INSTRUCTIONS FOR THE TASK
Could you copy the records below exactly, keeping none of the images?

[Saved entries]

※ ※ ※

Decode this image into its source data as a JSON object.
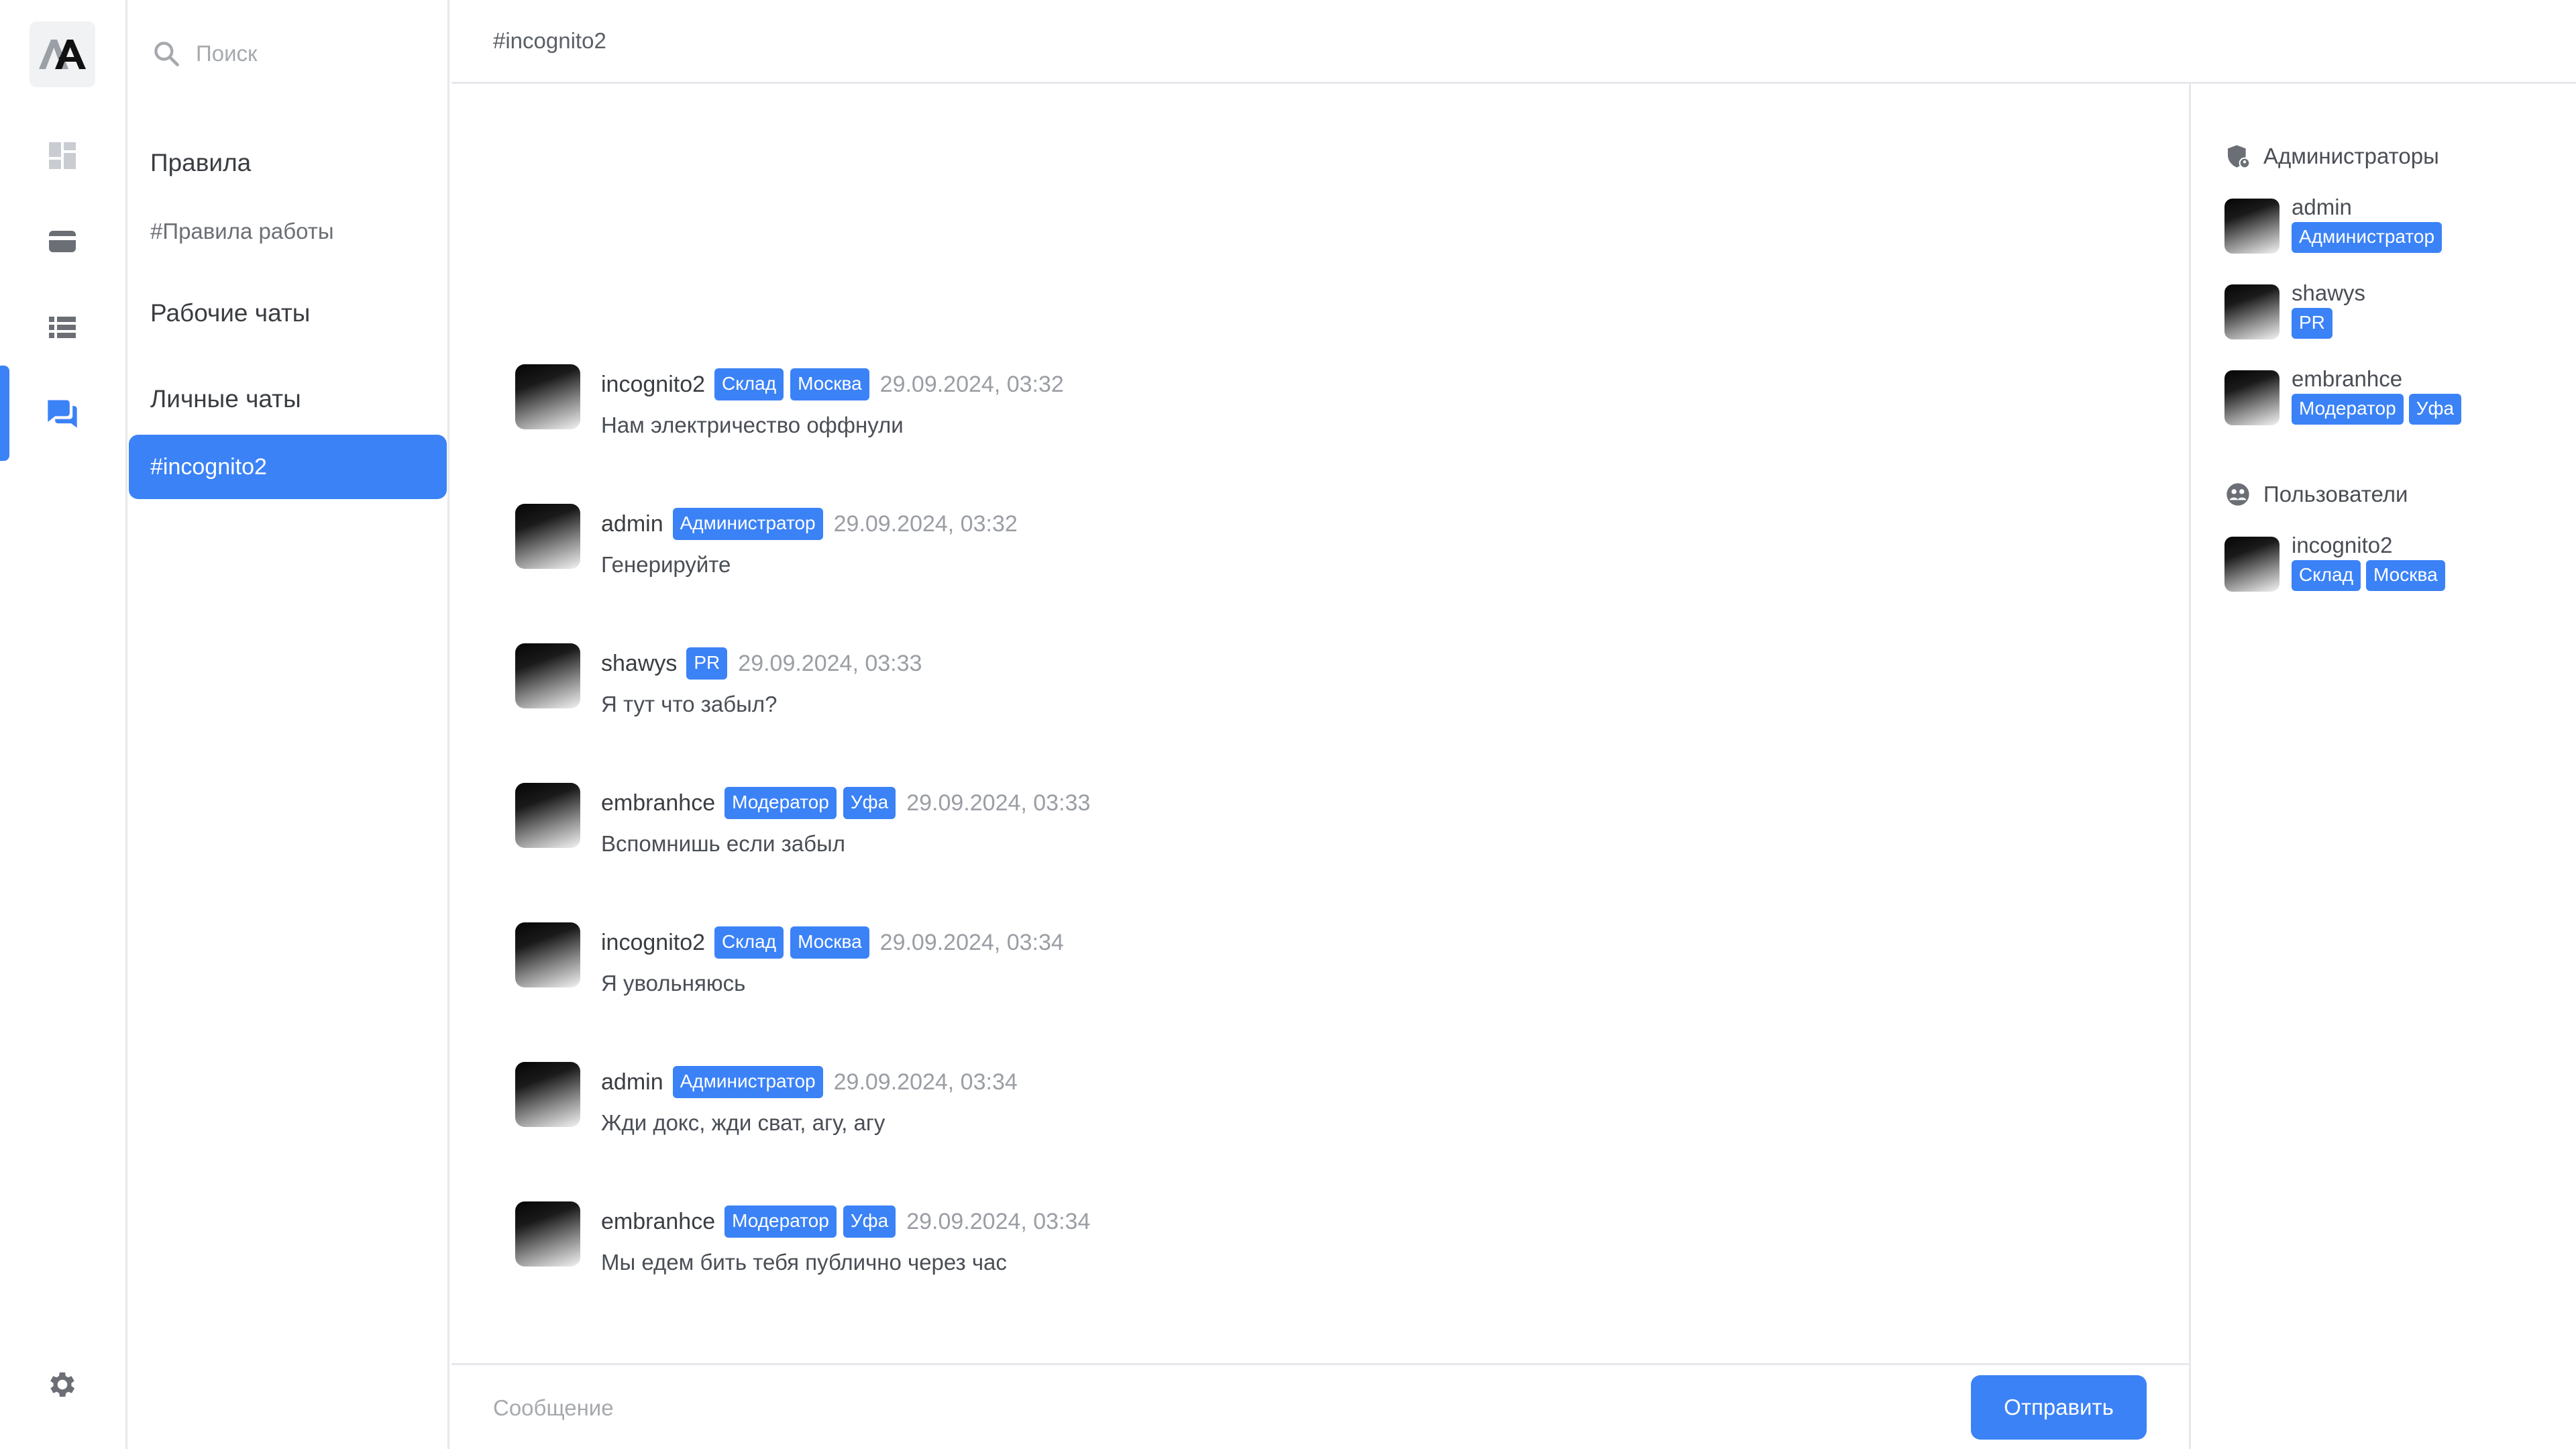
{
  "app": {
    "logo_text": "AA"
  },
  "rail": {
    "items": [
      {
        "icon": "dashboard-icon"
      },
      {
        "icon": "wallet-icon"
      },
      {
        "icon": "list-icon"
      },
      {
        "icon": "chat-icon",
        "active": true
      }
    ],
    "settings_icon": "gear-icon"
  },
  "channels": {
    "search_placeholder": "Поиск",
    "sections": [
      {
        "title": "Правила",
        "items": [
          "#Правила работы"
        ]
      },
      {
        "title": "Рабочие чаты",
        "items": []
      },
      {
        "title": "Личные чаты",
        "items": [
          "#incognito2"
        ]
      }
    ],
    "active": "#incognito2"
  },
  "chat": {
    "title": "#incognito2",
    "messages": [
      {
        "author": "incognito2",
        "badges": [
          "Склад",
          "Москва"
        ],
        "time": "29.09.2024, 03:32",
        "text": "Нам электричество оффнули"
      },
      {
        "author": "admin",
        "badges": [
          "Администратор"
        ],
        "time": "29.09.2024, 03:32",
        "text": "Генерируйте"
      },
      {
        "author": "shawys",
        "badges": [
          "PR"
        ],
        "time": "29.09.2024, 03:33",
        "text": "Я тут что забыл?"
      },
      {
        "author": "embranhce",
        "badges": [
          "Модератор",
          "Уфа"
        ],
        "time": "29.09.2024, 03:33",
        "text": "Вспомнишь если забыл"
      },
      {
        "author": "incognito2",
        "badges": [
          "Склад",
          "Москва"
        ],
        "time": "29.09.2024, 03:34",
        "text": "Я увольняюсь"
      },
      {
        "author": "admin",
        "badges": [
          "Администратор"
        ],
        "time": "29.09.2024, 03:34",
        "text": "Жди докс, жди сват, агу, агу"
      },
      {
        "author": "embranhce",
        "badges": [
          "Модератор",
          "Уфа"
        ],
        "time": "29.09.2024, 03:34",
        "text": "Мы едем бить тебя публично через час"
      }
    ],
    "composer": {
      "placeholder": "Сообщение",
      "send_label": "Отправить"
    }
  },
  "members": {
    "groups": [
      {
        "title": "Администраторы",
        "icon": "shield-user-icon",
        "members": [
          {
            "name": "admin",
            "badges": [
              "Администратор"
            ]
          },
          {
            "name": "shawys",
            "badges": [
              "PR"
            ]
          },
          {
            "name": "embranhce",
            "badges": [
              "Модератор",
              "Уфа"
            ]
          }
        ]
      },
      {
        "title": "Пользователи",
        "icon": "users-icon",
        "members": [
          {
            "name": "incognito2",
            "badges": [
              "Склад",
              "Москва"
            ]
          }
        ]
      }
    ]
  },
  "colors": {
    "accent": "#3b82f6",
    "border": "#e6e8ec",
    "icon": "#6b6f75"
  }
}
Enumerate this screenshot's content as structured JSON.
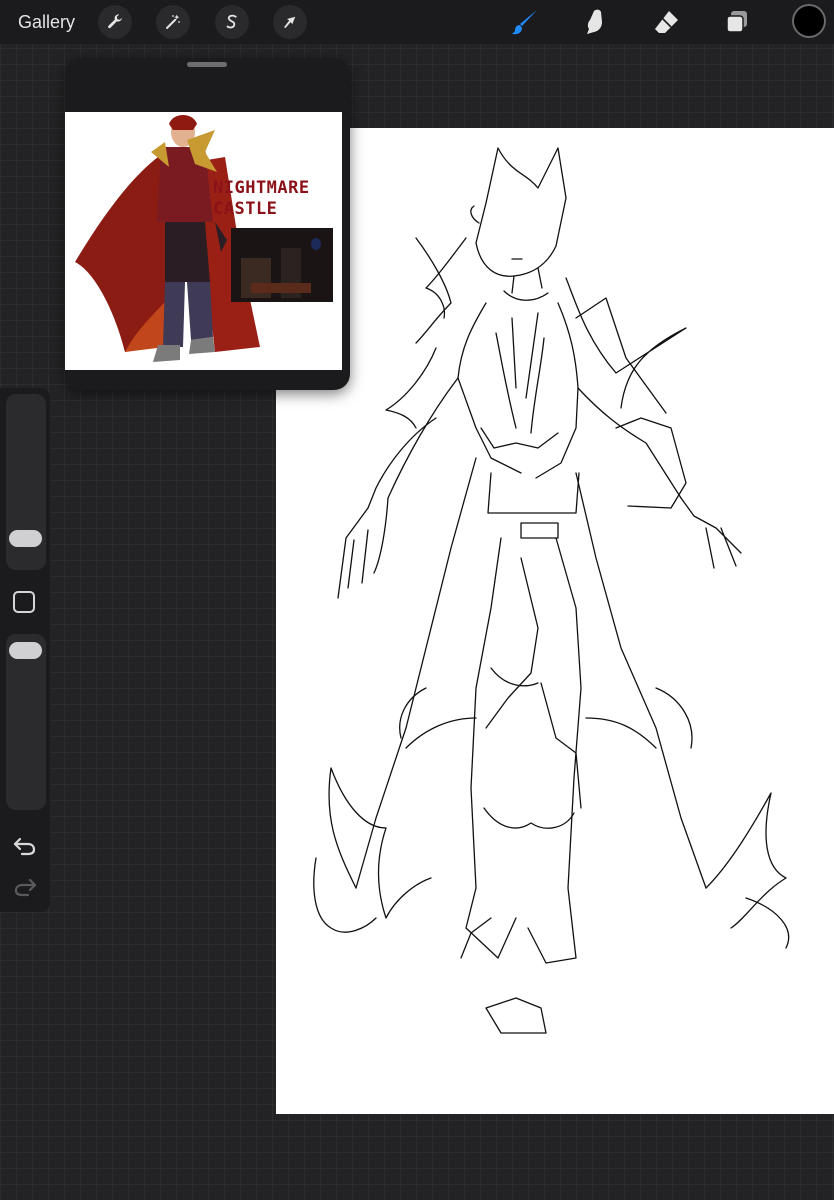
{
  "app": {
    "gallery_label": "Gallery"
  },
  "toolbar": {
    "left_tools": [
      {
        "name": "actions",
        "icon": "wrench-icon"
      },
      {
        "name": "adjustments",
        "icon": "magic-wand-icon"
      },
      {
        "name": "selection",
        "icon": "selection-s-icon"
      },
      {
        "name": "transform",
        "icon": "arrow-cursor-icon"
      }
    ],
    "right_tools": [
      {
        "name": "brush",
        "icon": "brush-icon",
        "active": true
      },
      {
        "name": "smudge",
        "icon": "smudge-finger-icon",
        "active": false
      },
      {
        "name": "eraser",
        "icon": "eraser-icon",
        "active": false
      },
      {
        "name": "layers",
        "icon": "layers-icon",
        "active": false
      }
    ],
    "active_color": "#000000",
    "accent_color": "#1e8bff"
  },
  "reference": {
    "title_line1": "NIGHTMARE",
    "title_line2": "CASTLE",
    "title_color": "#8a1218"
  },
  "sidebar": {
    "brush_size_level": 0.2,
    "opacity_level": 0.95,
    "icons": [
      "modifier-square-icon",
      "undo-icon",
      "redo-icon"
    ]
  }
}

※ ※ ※

SOLUTION TO THE PROBLEM
Decode this image into its source data as a JSON object.
{
  "app": {
    "logo_text": "AA"
  },
  "rail": {
    "items": [
      {
        "icon": "dashboard-icon"
      },
      {
        "icon": "wallet-icon"
      },
      {
        "icon": "list-icon"
      },
      {
        "icon": "chat-icon",
        "active": true
      }
    ],
    "settings_icon": "gear-icon"
  },
  "channels": {
    "search_placeholder": "Поиск",
    "sections": [
      {
        "title": "Правила",
        "items": [
          "#Правила работы"
        ]
      },
      {
        "title": "Рабочие чаты",
        "items": []
      },
      {
        "title": "Личные чаты",
        "items": [
          "#incognito2"
        ]
      }
    ],
    "active": "#incognito2"
  },
  "chat": {
    "title": "#incognito2",
    "messages": [
      {
        "author": "incognito2",
        "badges": [
          "Склад",
          "Москва"
        ],
        "time": "29.09.2024, 03:32",
        "text": "Нам электричество оффнули"
      },
      {
        "author": "admin",
        "badges": [
          "Администратор"
        ],
        "time": "29.09.2024, 03:32",
        "text": "Генерируйте"
      },
      {
        "author": "shawys",
        "badges": [
          "PR"
        ],
        "time": "29.09.2024, 03:33",
        "text": "Я тут что забыл?"
      },
      {
        "author": "embranhce",
        "badges": [
          "Модератор",
          "Уфа"
        ],
        "time": "29.09.2024, 03:33",
        "text": "Вспомнишь если забыл"
      },
      {
        "author": "incognito2",
        "badges": [
          "Склад",
          "Москва"
        ],
        "time": "29.09.2024, 03:34",
        "text": "Я увольняюсь"
      },
      {
        "author": "admin",
        "badges": [
          "Администратор"
        ],
        "time": "29.09.2024, 03:34",
        "text": "Жди докс, жди сват, агу, агу"
      },
      {
        "author": "embranhce",
        "badges": [
          "Модератор",
          "Уфа"
        ],
        "time": "29.09.2024, 03:34",
        "text": "Мы едем бить тебя публично через час"
      }
    ],
    "composer": {
      "placeholder": "Сообщение",
      "send_label": "Отправить"
    }
  },
  "members": {
    "groups": [
      {
        "title": "Администраторы",
        "icon": "shield-user-icon",
        "members": [
          {
            "name": "admin",
            "badges": [
              "Администратор"
            ]
          },
          {
            "name": "shawys",
            "badges": [
              "PR"
            ]
          },
          {
            "name": "embranhce",
            "badges": [
              "Модератор",
              "Уфа"
            ]
          }
        ]
      },
      {
        "title": "Пользователи",
        "icon": "users-icon",
        "members": [
          {
            "name": "incognito2",
            "badges": [
              "Склад",
              "Москва"
            ]
          }
        ]
      }
    ]
  },
  "colors": {
    "accent": "#3b82f6",
    "border": "#e6e8ec",
    "icon": "#6b6f75"
  }
}
Enumerate this screenshot's content as structured JSON.
{
  "app": {
    "gallery_label": "Gallery"
  },
  "toolbar": {
    "left_tools": [
      {
        "name": "actions",
        "icon": "wrench-icon"
      },
      {
        "name": "adjustments",
        "icon": "magic-wand-icon"
      },
      {
        "name": "selection",
        "icon": "selection-s-icon"
      },
      {
        "name": "transform",
        "icon": "arrow-cursor-icon"
      }
    ],
    "right_tools": [
      {
        "name": "brush",
        "icon": "brush-icon",
        "active": true
      },
      {
        "name": "smudge",
        "icon": "smudge-finger-icon",
        "active": false
      },
      {
        "name": "eraser",
        "icon": "eraser-icon",
        "active": false
      },
      {
        "name": "layers",
        "icon": "layers-icon",
        "active": false
      }
    ],
    "active_color": "#000000",
    "accent_color": "#1e8bff"
  },
  "reference": {
    "title_line1": "NIGHTMARE",
    "title_line2": "CASTLE",
    "title_color": "#8a1218"
  },
  "sidebar": {
    "brush_size_level": 0.2,
    "opacity_level": 0.95,
    "icons": [
      "modifier-square-icon",
      "undo-icon",
      "redo-icon"
    ]
  }
}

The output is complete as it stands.